In this blog, I’ll try to address these issues so you know what to do if you’re stopped for DUI in Michigan.

What Are Field Sobriety Tests?

Field sobriety tests are roadside tests administered by law enforcement officers to drivers who have been pulled over for suspected DUI. Typically, the arresting officer would have noticed some type of driving behavior (swerving, running a red light, etc.) that could indicate the driver was under the influence of alcohol or drugs. The officer would pull the driver over and, depending on the officer’s observations of the driver’s mannerisms and answers to the officer’s questions, may ask him or her to step out of the vehicle and perform field sobriety tests.

Field sobriety tests are meant to gauge a driver’s balance, coordination, and ability to follow instructions, all of which could be negatively influenced by alcohol and/or drugs. A driver’s performance on tests like the walk-and-turn and one-leg stand can be used to support a drunk driving arrest and charges.

Are You Required to Submit to Field Sobriety Testing?

In Michigan, you are not legally required to submit to field sobriety testing if you’re pulled over for OWI (Operating While Intoxicated) or OWVI (Operating While Visually Impaired). The officer may ask you multiple times to take these tests, but you are not required to comply. The officer will probably not tell you that you have the right to refuse these tests. Your best option is to politely decline and then exercise your right to remain silent. Try not to get argumentative or physically resist if the officer decides to make an arrest, as this could result in further charges and complications.

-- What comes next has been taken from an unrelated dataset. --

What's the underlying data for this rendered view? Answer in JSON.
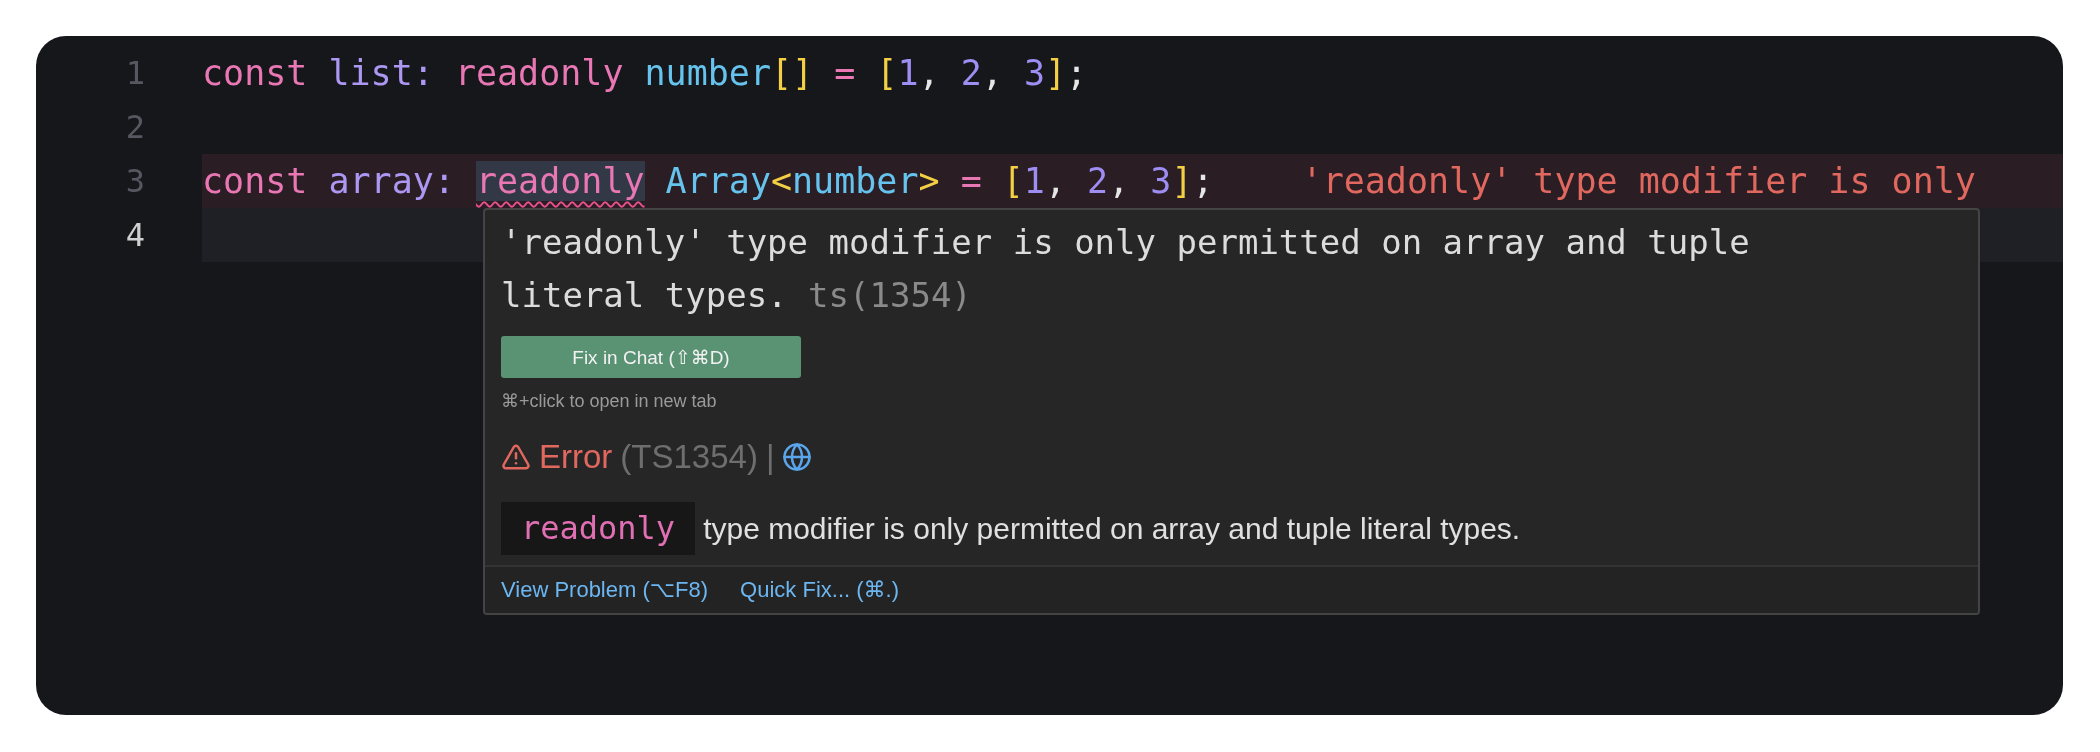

What Happens If You Refuse Roadside Tests?

There are advantages and disadvantages to refusing field sobriety tests. On the plus side, there will be no evidence of poor performance on these tests to be used against you in court. It could even be argued that there’s insufficient evidence to support a DUI arrest in the first place, which may result in a dismissal of your case. On the negative side, the prosecuting attorney may argue that you refused field sobriety tests because you knew you were guilty. This “consciousness of guilt” argument has been the subject of much scrutiny and varying court opinions over the years, so your attorney will have to decide how to address this if it arises.

Put a Farmington Hills DUI Defense Attorney in Your Corner

Whether you agree to or refuse field sobriety tests, your best option after a DUI arrest is to involve an attorney. This is your right, and exercising it may be your only chance of avoiding a conviction and serious penalties. As a Farmington Hills DUI lawyer with nearly two decades of experience under my belt, I understand what it takes to challenge poor performance on field sobriety tests and outright refusals. I know the science behind DUI breath tests and how to challenge these results. I am committed to asserting each client’s rights to the fullest extent in every case I take on.

To learn more, call (248) 599-0054. I’m ready to listen and help.